But there are minor styles that every car enthusiast should probably be aware of. Take for instance the shooting brake. If you are not a dedicated car enthusiast or haven’t read my first or second post on this site, you have probably never heard of a shooting brake.
Put simply, a shooting brake is a kind of truncated two-door station wagon or an elongated hatchback. The BMW M coupe “clown shoe” is a good example, as is the Volvo 1800 ES.
Another example of an oddball body style would be the phaeton. Yes, this is an actual style of car, although it hasn’t been made in quite a long time. A phaeton is either an open-air car, meaning to say it has no roof, or it may come with a partial roof or retractible roof like a convertible yet has no side windows. You’d think if you’re going so far as to cover up, why not just add windows. I don’t know the answer to that. But my guess is they were used for sunny days and that it isn’t so much a cover from the rain as it is the sun. The convertible body style is an evolution of the phaeton. i.e., side windows are included.
Another body style is the – wait there’s not a suitable word for it in the USA – but in the industry it would be called a “coupe utility”. In the southern hemisphere where these vehicles are found more commonly, one would simply refer to it as a “ute”. So what is a ute? First let’s take a look back at what Joe Pesci had to say about it in the movie “My Cousin Vinny”:
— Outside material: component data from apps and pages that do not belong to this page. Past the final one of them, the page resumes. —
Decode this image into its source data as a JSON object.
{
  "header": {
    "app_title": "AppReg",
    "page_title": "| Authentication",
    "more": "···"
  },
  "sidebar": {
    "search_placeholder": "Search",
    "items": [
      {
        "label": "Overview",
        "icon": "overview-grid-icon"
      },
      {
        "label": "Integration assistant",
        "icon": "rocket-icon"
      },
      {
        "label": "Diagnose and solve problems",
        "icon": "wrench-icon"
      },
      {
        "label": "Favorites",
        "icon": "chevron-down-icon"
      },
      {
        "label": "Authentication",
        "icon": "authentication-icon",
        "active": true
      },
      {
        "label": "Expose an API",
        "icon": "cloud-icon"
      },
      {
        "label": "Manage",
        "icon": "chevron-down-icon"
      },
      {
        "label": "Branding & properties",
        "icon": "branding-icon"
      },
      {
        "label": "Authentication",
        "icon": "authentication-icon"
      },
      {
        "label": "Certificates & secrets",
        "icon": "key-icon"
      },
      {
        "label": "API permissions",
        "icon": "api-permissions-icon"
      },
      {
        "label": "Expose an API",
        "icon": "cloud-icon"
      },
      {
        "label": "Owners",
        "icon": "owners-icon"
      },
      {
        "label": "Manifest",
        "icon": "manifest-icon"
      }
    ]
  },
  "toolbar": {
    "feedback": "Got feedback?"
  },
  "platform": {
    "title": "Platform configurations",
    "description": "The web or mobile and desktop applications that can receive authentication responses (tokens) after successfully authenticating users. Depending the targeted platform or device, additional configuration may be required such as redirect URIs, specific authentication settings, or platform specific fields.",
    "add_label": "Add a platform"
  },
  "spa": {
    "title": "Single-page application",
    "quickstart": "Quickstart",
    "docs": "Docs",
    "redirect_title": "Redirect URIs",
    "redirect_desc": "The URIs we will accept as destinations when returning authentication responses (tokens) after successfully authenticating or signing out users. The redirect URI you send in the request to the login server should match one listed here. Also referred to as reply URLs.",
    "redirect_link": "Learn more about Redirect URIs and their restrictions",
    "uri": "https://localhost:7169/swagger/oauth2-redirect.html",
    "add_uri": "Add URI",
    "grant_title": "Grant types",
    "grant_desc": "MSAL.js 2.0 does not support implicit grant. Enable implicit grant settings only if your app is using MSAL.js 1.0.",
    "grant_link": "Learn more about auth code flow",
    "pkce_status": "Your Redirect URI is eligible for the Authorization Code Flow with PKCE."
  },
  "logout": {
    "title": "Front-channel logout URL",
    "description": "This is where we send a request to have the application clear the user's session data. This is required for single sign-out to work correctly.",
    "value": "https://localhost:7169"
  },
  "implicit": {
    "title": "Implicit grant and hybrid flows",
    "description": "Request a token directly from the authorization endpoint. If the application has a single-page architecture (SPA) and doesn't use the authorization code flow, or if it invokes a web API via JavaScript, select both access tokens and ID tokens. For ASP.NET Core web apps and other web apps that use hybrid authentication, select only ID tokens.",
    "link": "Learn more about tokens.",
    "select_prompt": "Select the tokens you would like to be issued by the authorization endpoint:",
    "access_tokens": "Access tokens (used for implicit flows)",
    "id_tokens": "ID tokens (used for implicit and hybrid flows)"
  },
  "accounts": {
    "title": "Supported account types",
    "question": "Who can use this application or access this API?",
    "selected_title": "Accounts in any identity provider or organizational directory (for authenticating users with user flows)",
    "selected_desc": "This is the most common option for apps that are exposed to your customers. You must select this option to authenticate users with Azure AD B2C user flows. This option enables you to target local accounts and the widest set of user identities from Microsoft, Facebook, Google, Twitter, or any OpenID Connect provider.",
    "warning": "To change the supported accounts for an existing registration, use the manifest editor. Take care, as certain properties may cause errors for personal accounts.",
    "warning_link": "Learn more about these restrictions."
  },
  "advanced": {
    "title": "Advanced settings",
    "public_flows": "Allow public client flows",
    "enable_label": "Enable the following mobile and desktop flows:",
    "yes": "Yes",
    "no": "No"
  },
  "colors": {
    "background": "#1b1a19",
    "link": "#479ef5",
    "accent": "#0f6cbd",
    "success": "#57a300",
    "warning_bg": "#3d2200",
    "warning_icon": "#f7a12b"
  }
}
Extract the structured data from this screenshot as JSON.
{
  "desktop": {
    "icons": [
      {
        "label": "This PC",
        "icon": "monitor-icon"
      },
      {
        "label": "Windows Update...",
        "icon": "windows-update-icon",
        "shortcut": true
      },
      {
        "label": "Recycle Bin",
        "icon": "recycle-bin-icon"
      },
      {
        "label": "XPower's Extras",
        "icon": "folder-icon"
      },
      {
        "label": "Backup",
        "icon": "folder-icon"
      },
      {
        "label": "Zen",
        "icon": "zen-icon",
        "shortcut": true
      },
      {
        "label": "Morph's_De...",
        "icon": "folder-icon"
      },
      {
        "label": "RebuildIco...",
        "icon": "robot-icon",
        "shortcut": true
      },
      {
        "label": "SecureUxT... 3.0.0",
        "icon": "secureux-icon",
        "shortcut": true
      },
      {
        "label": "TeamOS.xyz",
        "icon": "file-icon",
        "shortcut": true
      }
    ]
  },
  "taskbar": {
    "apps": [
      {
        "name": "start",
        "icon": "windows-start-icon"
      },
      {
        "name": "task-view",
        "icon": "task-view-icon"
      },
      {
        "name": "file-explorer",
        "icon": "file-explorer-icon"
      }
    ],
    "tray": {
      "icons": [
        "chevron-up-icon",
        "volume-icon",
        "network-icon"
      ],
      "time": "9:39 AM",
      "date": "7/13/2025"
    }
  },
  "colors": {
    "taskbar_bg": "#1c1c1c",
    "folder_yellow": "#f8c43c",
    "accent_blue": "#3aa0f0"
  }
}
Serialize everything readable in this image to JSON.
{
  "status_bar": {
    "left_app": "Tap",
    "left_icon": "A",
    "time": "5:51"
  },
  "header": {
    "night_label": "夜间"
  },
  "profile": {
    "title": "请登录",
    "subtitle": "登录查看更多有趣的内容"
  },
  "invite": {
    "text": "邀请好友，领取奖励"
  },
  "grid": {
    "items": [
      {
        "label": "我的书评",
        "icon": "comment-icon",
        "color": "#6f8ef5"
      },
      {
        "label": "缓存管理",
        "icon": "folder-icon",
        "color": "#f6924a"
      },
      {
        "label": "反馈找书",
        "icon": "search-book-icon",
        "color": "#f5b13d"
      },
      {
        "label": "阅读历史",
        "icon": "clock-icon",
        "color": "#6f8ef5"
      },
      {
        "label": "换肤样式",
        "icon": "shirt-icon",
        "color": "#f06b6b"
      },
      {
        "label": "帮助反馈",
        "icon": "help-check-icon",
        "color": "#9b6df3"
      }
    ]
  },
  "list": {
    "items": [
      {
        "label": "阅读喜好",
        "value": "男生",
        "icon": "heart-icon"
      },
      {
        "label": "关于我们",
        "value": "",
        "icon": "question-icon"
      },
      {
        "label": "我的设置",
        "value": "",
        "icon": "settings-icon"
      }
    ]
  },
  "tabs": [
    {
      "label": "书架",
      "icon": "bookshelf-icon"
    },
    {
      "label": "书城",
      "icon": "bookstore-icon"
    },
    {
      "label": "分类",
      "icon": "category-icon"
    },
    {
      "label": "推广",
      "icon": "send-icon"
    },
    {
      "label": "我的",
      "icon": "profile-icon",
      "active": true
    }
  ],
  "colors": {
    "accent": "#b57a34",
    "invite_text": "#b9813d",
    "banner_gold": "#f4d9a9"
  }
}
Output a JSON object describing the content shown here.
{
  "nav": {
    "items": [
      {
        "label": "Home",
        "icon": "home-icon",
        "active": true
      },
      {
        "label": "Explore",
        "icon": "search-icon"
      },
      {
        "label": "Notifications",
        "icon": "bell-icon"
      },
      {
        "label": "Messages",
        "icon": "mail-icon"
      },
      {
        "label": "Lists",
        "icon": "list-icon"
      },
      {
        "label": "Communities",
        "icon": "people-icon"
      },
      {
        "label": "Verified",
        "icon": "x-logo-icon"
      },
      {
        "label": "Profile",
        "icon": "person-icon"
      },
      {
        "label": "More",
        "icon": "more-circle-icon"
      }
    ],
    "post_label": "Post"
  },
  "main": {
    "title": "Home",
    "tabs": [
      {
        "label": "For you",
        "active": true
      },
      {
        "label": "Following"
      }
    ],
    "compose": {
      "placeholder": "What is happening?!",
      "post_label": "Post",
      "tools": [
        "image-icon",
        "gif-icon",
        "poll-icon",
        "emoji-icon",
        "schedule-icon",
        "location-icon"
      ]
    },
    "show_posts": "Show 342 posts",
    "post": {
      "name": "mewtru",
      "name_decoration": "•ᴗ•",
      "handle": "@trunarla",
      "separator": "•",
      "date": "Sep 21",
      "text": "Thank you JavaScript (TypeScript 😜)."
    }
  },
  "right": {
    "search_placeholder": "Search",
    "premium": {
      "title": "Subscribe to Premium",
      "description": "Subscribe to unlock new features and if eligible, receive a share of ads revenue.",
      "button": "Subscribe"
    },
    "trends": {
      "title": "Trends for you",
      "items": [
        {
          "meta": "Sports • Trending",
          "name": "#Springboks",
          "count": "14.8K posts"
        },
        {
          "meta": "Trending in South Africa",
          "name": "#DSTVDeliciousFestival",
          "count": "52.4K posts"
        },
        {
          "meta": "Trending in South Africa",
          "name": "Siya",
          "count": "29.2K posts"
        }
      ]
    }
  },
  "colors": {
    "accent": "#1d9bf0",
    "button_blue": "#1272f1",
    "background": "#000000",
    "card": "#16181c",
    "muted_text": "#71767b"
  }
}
A ute is basically a shooting brake with a pickup bed, or put in a more familiar way, a station wagon wherein everything behind the front seats are substituted by a pickup bed. They are cool, weird, and handy for hauling…things. Things of moderate size, anyway.
Much in the way the word “Kleenex” has come to represent all brands of facial tissue, or the brand Coke can indicate all sorts of soda pop, the word “El Camino” is frequently used to describe any vehicle of this configuration. Mainly because it was far and away the most common.
In case you were wondering, though I sincerely doubt you were, the usage of this sort of brand (El Camino) represents-the-whole-of-its-kind (coupe utilities/”utes”) would linguistically called a synecdoche. In the unlikely event you were wondering how that arcane term is pronounced – and one would because it’s not clearly evident – it is “sin-NECK-dough-key”. Whip that 10-letter word out at the next party you attend, you’re sure to be a hit. You’re welcome.
The El Camino was GM’s response to Ford’s already successful (or successful enough) ute, called the Ranchero. Sharing its Spanish name with the word for a “rancher”, along with a more-or-less rustic sauce thought to be eaten by said rancher (a sauce which happens to be excellent on eggs and chiles rellenos, by the way) the Ranchero was a vehicle thought to be at home on a ranch where a light duty pickup would be useful, yet not so utilitarian that it wouldn’t be a comfortable and respectable ride around town.
The Ranchero had a long production run, having been manufactured from 1957 – 1979 with just a little over half a million of these utes being manufactured.
This particular Ranchero is an excellent example of the 7th(and final) generation model produced from 1977 – 1979. It was styled after the LTD II, and is powered by a 351 ci (5.8 liter) V8 with 4 barrel carb. Power is put to the rear wheels through an auto transmission which has a floor mounted shifter. Seller indicates that the car was repainted in its maroon suit approximately 3 years ago. Likewise, its tan interior was redone at about the same time.
The car is said to have new AC, power windows, dual exhaust, Cragar wheels, Rhino bed liner and new tires. Glass is said to be good, and extra parts are included. This Arizona car is listed for $6,500, has 96K miles, and is clean-titled. You can find the original listing HERE on Craigslist.